Workers said having phones with them was a lifeline overnight Friday. Rob Elmore, 38, a seasonal process assistant at the facility diagonally across the street from the center that was hit by the tornado, said he was able to stay in touch with his family through the tornadoes.

I was getting text messages left and right from family members, said Elmore, who has worked at Amazon for over a year.

Digging deeper

Kelly Nantel, an Amazon spokeswoman, said in a statement “We’re deeply saddened by the news that members of our Amazon family passed away as a result of the storm in Edwardsville, IL. Our thoughts and prayers are with the victims, their loved ones, and everyone impacted by the tornado. We also want to thank all the first responders for their ongoing efforts on scene. We’re continuing to provide support to our employees and partners in the area.”

John Felton, Amazon’s senior vice president of global delivery services, also said at a news conference Monday that “all procedures were followed correctly.” 

But the Occupational Safety and Health Administration, or OSHA, said Monday that it had opened an investigation into the collapse of the DLI4 building in Edwardsville where the six workers died.

Safety personnel and first responders survey the damaged Amazon distribution center Saturday in Edwardsville, Ill.Michael B. Thomas / Getty Images

“OSHA has had compliance officers at the complex since Saturday, December 11 to provide assistance,” wrote Scott Allen, the regional director of public affairs for the Labor Department. “OSHA has six months to complete its investigation, issue citations and propose monetary penalties if violations of workplace safety and or health regulations are found.”

Carroll said in a statement that “OSHA investigates all workplace fatalities and we are supporting them."

Illinois Gov. J.B. Pritzker said at the news conference Monday that local officials have started “to determine if there were any structural issues” at the distribution center. He said his administration has asked Amazon whether it followed best practices in terms of safety procedures at the warehouse. 

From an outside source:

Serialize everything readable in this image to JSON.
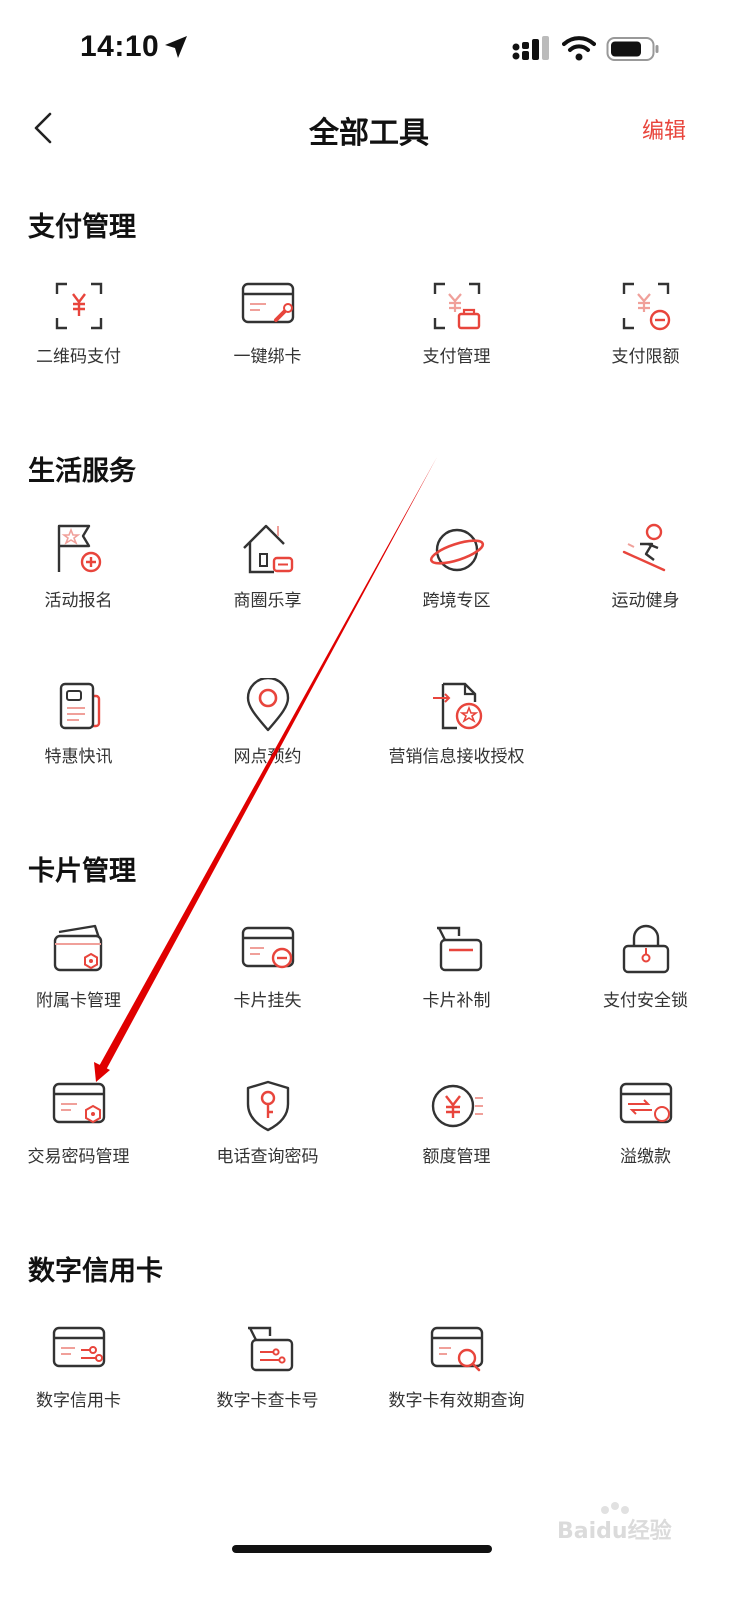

The collapse has only stirred the anger of Amazon workers across the country who have been trying to unionize. Chris Smalls, a former Amazon employee who leads the Amazon Labor Union, an independent effort to organize warehouse staff members, said in a statement that the collapse shows that workers need a labor union.

“The needless deaths were a reminder of Amazon keeping shifts going during other disasters, such as at the Staten Island facility during Hurricane Ida,” he said.

UPDATE: This article has been updated to include additional responses from Amazon.